  • How does the system provide feedback of interaction occuring? Going back to the Longbow example, the hand controller vibrates when the bow is drawn back, creating the sensation of force and feedback to the user that the arrow is ready to be fired.
  • How can the user leave their mark in the virtual world? Tilt Brush’s success owes to the user’s ability to inflict change in the virtual world in creative and imaginative ways.
Tilt Brush by Google

4. Navigation

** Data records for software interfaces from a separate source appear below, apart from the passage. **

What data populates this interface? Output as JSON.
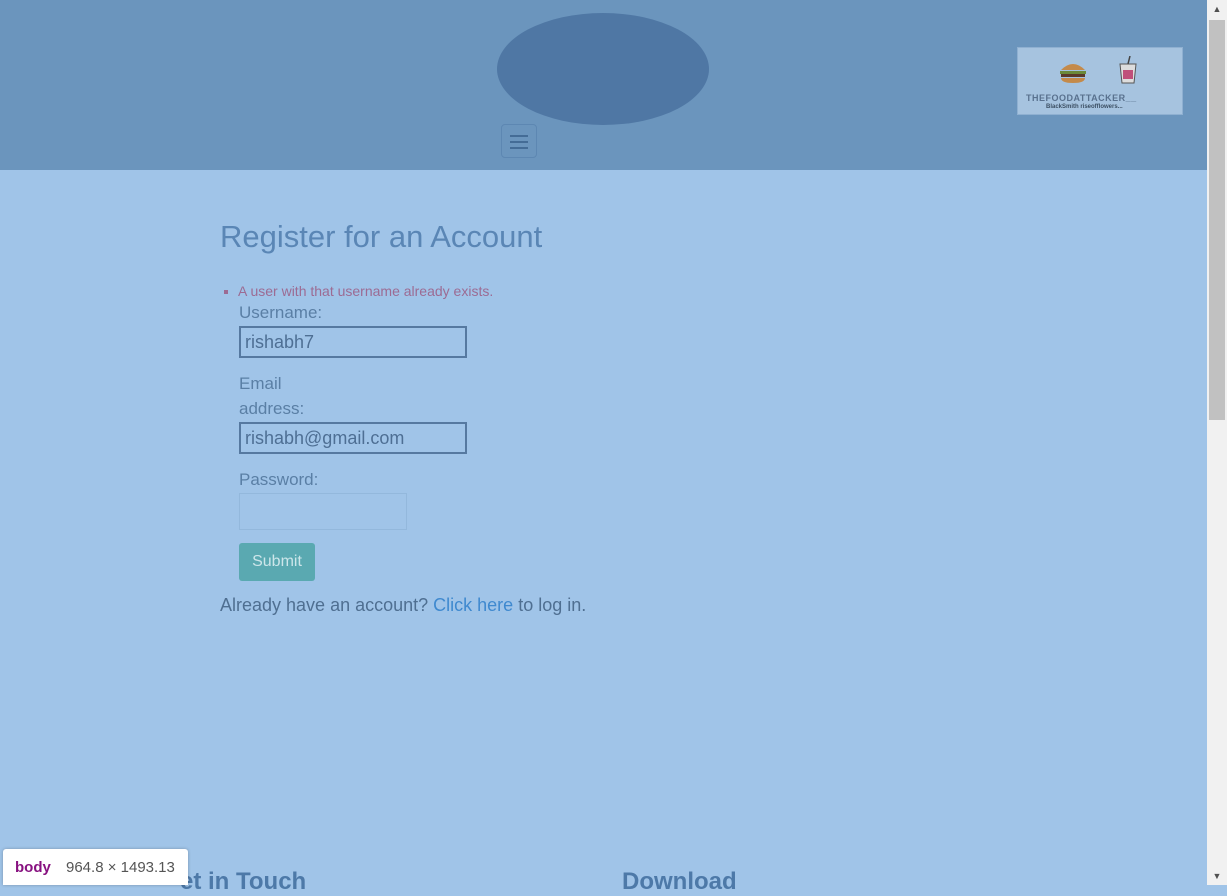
{
  "header": {
    "logo_title": "THEFOODATTACKER__",
    "logo_subtitle": "BlackSmith riseofflowers...",
    "menu_icon": "hamburger-menu-icon"
  },
  "form": {
    "title": "Register for an Account",
    "errors": [
      "A user with that username already exists."
    ],
    "username_label": "Username:",
    "username_value": "rishabh7",
    "email_label_line1": "Email",
    "email_label_line2": "address:",
    "email_value": "rishabh@gmail.com",
    "password_label": "Password:",
    "password_value": "",
    "submit_label": "Submit"
  },
  "login_prompt": {
    "before": "Already have an account? ",
    "link": "Click here",
    "after": " to log in."
  },
  "footer": {
    "col1_heading": "et in Touch",
    "col2_heading": "Download"
  },
  "devtools_tooltip": {
    "tag": "body",
    "dimensions": "964.8 × 1493.13"
  },
  "colors": {
    "page_bg": "#a0c4e8",
    "header_bg": "#6b95bd",
    "submit_bg": "#5aa9b1",
    "link": "#3f89cf",
    "error": "#9c6b93"
  }
}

  • Free movement: The user has the ability to move around the environment. If so, how? Consider the speed of movement as this may introduce nausea.
  • Controlled movement: The user is moved through the experience, in an ‘on-rails’ experience (for example, arcade shooters like Time Crisis) where the ability to move the camera is taken away from the user. Consider that this may introduce perception-proprioception conflict (also known as simulator sickness) in a VR environment.
  • Teleportation: The user uses their hand controller (or gaze activated) to travel between teleportation points. Looking back at our class exercise, the ability to teleport between different clouds positioned at different coordinates in X, Y and Z to move around the space would have been a more practical method of locomotion.
Image credit: VR/AR Summit
  • Experiment and test! In a presentation as part of Vision Summit 2016, Diego Montoya and Daniel Sproll explain how they experimented with different ways of moving the user around a car within the limited confines of the room space. To do this they tried multiple techniques including rapidly shifting the virtual floor space and various types of movement gain. In the end after multiple rounds of user testing, they settled on a basic Rectangular gain multiplier (image above) which allowed the user to walk around the car when in the ‘gain zone’, and enter an exploratory safe zone towards the center of the rectangular floor area. Check out the full presentation here. One key take away from the end of the presentation:

“Navigation can be unrealistic, but not incoherent”

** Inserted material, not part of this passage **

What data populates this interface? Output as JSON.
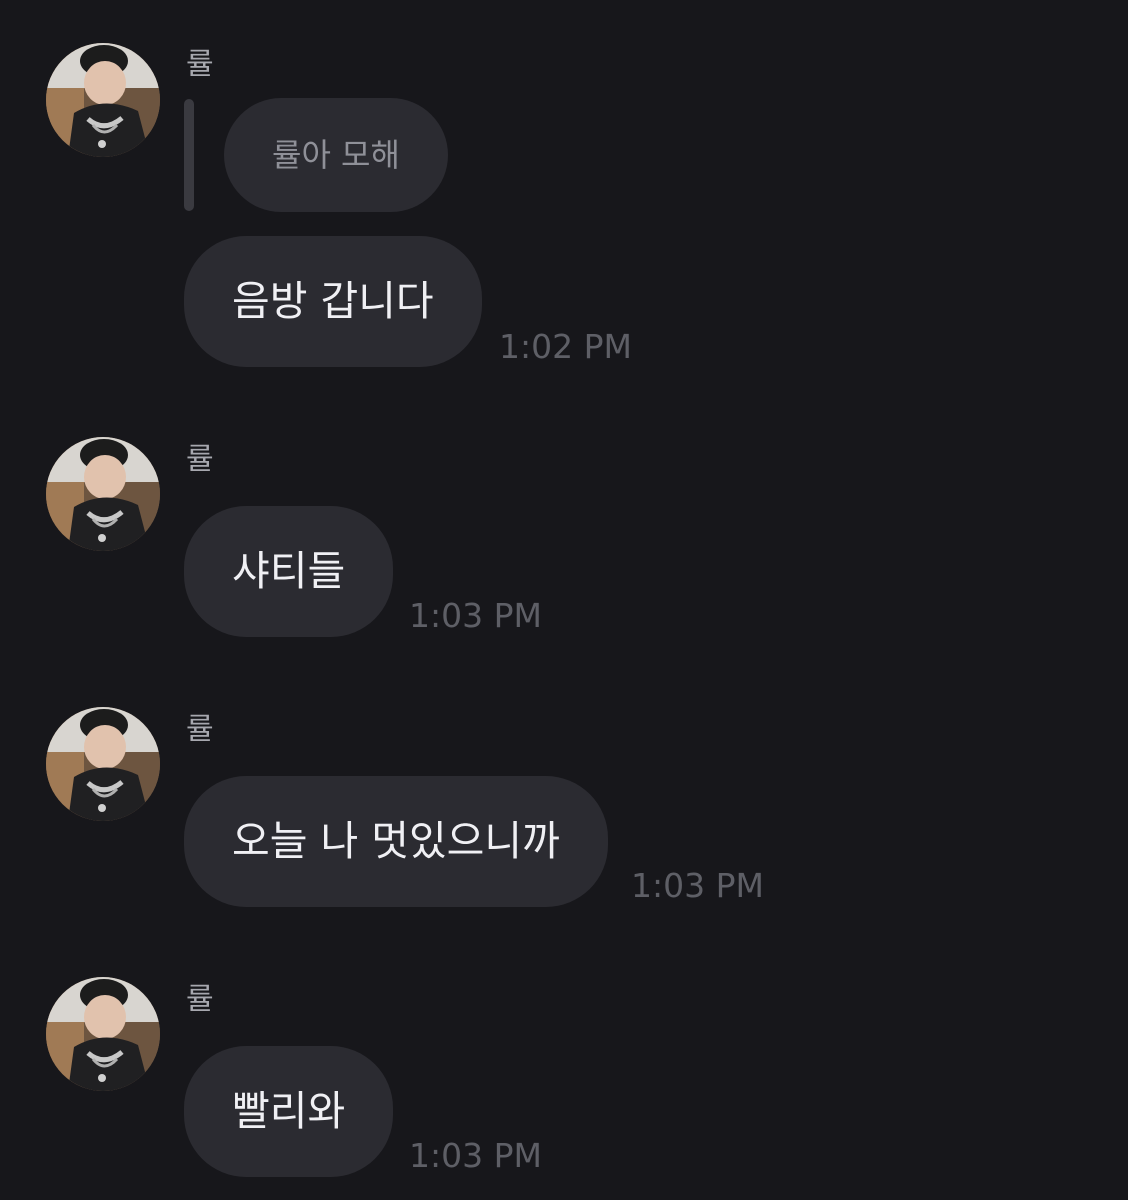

5. Spatial audio

  • How can spatial audio be utilized to enhance immersion, as well as acting as an attention or action cue? Going back to the class exercise, if the characters were setting fire to a building to your left you would hear fire sound effects coming from that region.

6. Health & safety

After ideation, ask if the proposed solutions address the key principle of HCD — am I designing ergonomically with a broad audience and range of body capacities? Some health and safety considerations to mitigate include:

  • Neck and back strain — extended periods of tilting places great forces on the neck, which may be exacerbated by the additional headset weight.
  • Eye strain
  • Potential trip hazards (HMD cables, real world objects)
  • Simulator sickness

Although my journey in VR design is still in early days, these were the key points I took away from our initial design exercise when applying to the principles of HCD. Of course this is just a brief list that I’ve put together from my initial observations in approaching the design process in attempt to give structure to the brainstorming process, and all are topics in of themselves. Another thing to note — this list focuses on the ideation stage of the design process and does not take into account the vital earlier stages of the design process of empathizing and researching, nor testing and iteration which are key to any successful HCD experience.

I’ll aim to come back and revise these points as the course progresses and as my journey in VR design continues!

“Bodies have limits. They have physical limits, they have endurance limits, they have mental limits, and we all get away with violating those limits in the short term… You always pay a price for that violation…”

Mark Pesce

Kelsey Shanahan is Co-founder and Digital Innovation & Design Consultant at Studio Hi in Sydney. Studio Hi is a design-led innovation and digital transformation consultancy, using human-centered design practices to enable businesses to thrive in digital innovation with the agility they need to move like startups.

Product Strategist & Designer / Co-Founder @ Hidden Innovation / Dad